━━━━━ The data
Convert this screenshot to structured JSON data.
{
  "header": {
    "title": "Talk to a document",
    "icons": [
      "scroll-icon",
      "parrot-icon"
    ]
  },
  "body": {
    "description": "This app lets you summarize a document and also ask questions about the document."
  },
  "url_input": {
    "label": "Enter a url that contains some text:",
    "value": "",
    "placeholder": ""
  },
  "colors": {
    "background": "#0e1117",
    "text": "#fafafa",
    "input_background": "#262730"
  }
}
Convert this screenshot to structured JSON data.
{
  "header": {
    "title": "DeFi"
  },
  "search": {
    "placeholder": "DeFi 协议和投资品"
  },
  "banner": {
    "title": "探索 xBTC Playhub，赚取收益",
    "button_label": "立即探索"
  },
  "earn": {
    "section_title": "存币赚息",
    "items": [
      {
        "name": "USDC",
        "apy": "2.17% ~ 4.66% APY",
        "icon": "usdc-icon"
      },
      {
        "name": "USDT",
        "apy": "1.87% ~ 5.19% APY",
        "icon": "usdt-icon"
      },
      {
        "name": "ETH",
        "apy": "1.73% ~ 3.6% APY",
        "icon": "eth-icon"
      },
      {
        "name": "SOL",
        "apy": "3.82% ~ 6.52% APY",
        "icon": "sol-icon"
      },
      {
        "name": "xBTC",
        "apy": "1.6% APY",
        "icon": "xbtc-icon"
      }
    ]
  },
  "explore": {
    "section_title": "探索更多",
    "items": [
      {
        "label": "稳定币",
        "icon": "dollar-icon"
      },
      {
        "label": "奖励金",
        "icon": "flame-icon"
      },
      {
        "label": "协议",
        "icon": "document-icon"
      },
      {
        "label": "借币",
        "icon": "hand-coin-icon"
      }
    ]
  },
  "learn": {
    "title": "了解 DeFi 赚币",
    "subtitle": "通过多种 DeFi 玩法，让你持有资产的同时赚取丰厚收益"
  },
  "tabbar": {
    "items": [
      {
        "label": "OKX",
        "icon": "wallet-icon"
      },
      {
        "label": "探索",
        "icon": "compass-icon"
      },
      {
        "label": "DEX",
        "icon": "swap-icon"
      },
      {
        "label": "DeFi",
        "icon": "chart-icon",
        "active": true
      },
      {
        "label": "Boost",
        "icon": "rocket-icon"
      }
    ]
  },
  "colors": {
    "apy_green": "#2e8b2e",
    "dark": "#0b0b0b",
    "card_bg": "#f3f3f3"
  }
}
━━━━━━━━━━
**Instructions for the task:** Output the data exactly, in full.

**Response below:**
Convert this screenshot to structured JSON data.
{
  "header": {
    "title": "Talk to a document",
    "icons": [
      "scroll-icon",
      "parrot-icon"
    ]
  },
  "body": {
    "description": "This app lets you summarize a document and also ask questions about the document."
  },
  "url_input": {
    "label": "Enter a url that contains some text:",
    "value": "",
    "placeholder": ""
  },
  "colors": {
    "background": "#0e1117",
    "text": "#fafafa",
    "input_background": "#262730"
  }
}
Convert this screenshot to structured JSON data.
{
  "header": {
    "title": "DeFi"
  },
  "search": {
    "placeholder": "DeFi 协议和投资品"
  },
  "banner": {
    "title": "探索 xBTC Playhub，赚取收益",
    "button_label": "立即探索"
  },
  "earn": {
    "section_title": "存币赚息",
    "items": [
      {
        "name": "USDC",
        "apy": "2.17% ~ 4.66% APY",
        "icon": "usdc-icon"
      },
      {
        "name": "USDT",
        "apy": "1.87% ~ 5.19% APY",
        "icon": "usdt-icon"
      },
      {
        "name": "ETH",
        "apy": "1.73% ~ 3.6% APY",
        "icon": "eth-icon"
      },
      {
        "name": "SOL",
        "apy": "3.82% ~ 6.52% APY",
        "icon": "sol-icon"
      },
      {
        "name": "xBTC",
        "apy": "1.6% APY",
        "icon": "xbtc-icon"
      }
    ]
  },
  "explore": {
    "section_title": "探索更多",
    "items": [
      {
        "label": "稳定币",
        "icon": "dollar-icon"
      },
      {
        "label": "奖励金",
        "icon": "flame-icon"
      },
      {
        "label": "协议",
        "icon": "document-icon"
      },
      {
        "label": "借币",
        "icon": "hand-coin-icon"
      }
    ]
  },
  "learn": {
    "title": "了解 DeFi 赚币",
    "subtitle": "通过多种 DeFi 玩法，让你持有资产的同时赚取丰厚收益"
  },
  "tabbar": {
    "items": [
      {
        "label": "OKX",
        "icon": "wallet-icon"
      },
      {
        "label": "探索",
        "icon": "compass-icon"
      },
      {
        "label": "DEX",
        "icon": "swap-icon"
      },
      {
        "label": "DeFi",
        "icon": "chart-icon",
        "active": true
      },
      {
        "label": "Boost",
        "icon": "rocket-icon"
      }
    ]
  },
  "colors": {
    "apy_green": "#2e8b2e",
    "dark": "#0b0b0b",
    "card_bg": "#f3f3f3"
  }
}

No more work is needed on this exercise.